The fact that the novel was written by a woman had not excited my students. Nor had the fact that it was the best-selling book of the 1800s, second only to the Bible. That it had made Queen Victoria weep when she read it, along with the rest of the world, in monthly installments in the abolitionist publication The National Era, had not impressed them. Even the famous story about President Abraham Lincoln telling Stowe, upon being introduced at a White House reception, “So you are the little lady who started this great war,” didn’t excite them.

But the fact that Stowe’s book had been made into a TV movie, well, that made it “cool.”

I occasionally got a wisecrack question — “That’s not English, it’s history. Why are you teaching that?” My answer was usually, “We teach interdisciplinary courses in this school, and Uncle Tom’s Cabin is a novel that actually changed the world.”

One day in class I screened the portion of the movie that depicted a slave auction — men and women being sold, children being torn from their parents. When I turned the lights back on, my students’ white faces were grave. The class was uncharacteristically quiet, the quiet of sadness or extreme seriousness. In a country where the average marriage lasts 11 years, being separated from your parents was something all too many of my kids could understand.

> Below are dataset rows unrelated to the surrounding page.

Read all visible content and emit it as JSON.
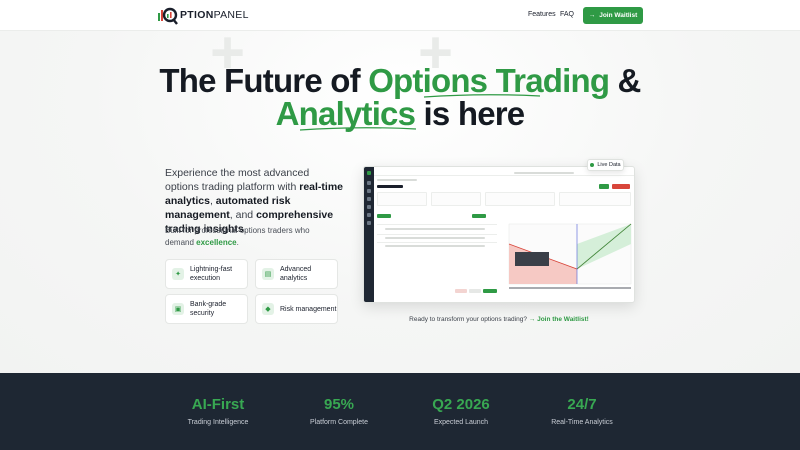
{
  "brand": {
    "logo_text_strong": "PTION",
    "logo_text_light": "PANEL",
    "accent": "#2f9a45",
    "dark": "#1e2733"
  },
  "nav": {
    "features": "Features",
    "faq": "FAQ",
    "cta": "Join Waitlist",
    "cta_icon": "arrow-right-icon"
  },
  "hero": {
    "title_line1_a": "The Future of ",
    "title_line1_b": "Options Trading",
    "title_line1_c": " &",
    "title_line2_a": "Analytics",
    "title_line2_b": " is here",
    "lead_1": "Experience the most advanced options trading platform with ",
    "lead_b1": "real-time analytics",
    "lead_2": ", ",
    "lead_b2": "automated risk management",
    "lead_3": ", and ",
    "lead_b3": "comprehensive trading insights",
    "lead_4": ".",
    "sub_1": "Built for professional options traders who demand ",
    "sub_b": "excellence",
    "sub_2": "."
  },
  "features": [
    {
      "icon": "lightning-icon",
      "label": "Lightning-fast execution"
    },
    {
      "icon": "chart-icon",
      "label": "Advanced analytics"
    },
    {
      "icon": "lock-icon",
      "label": "Bank-grade security"
    },
    {
      "icon": "shield-icon",
      "label": "Risk management"
    }
  ],
  "preview": {
    "live_badge": "Live Data",
    "cta_text": "Ready to transform your options trading?",
    "cta_link": "Join the Waitlist!"
  },
  "stats": [
    {
      "value": "AI-First",
      "label": "Trading Intelligence"
    },
    {
      "value": "95%",
      "label": "Platform Complete"
    },
    {
      "value": "Q2 2026",
      "label": "Expected Launch"
    },
    {
      "value": "24/7",
      "label": "Real-Time Analytics"
    }
  ]
}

I jumped into that silence, but gently.

“Why would white people think they could buy and sell other human beings like furniture?” I asked. “They didn’t even give them the dignity of a dining room set. You wouldn’t separate the chairs from the table or the buffet from the sideboard. Why would you sell the mother to one buyer and the children or the father to another? Why would you think you could buy and sell human beings at all?”

The stunned silence continued, as if no one had ever asked them to think about the immorality of slavery before.

“It must have been a form of temporary insanity, except that it wasn’t temporary,” I went on. “It lasted from the earliest colonial times until the Emancipation Proclamation in 1863, and the 13th Amendment two years, later made slavery illegal forever in America — Lincoln’s final achievement before he was assassinated.”

But Jim Crow, white supremacy and segregation soon picked up where slavery left off, until the Supreme Court outlawed segregation in the 1954 Brown v. Board of Education decision. And yet here we are again, in 2020, with the country convulsed by protests over the police killing of George Floyd, a 46-year-old black man, only the latest in a long line of people killed because of the color of their skin.

Harriet Beecher Stowe had recognized the hypocrisy of slavery when she wrote Uncle Tom’s Cabin. It was as if the “divine right of kings,” which governed Europe for centuries, had been abolished and replaced in America by the divine right of whites. And Uncle Tom’s Cabin pulled the rug out from under Christian preachers who used the Bible as divine justification for selling black and brown human beings at auction.

In the movie, Simon Legree threatens Tom for defying him: “The Bible says, ‘Obey thy master.’ Well ain’t I your master? Ain’t I?” he demands, before punching Tom in the face for refusing to obey.

I remember one student asking, “Why didn’t Tom fight back?” I had to explain that he was trapped. Where could he go? Unless he had papers saying his master had freed him, he would be considered a runaway, “property” to be returned to his “owner.”

Instead of fighting back, Tom replies, with blood pouring from his mouth, “Nobody, nobody can buy my soul.”

Maybe that’s what the serious silence of my white students meant. Maybe that’s what the people in the streets protesting the police killing of George Floyd are telling us. Nobody can buy their souls.

Paul Keane is a retired Hartford High School English teacher.

Valley News

24 Interchange Drive
West Lebanon, NH 03784


© 2020 Valley News
Terms & Conditions - Privacy Policy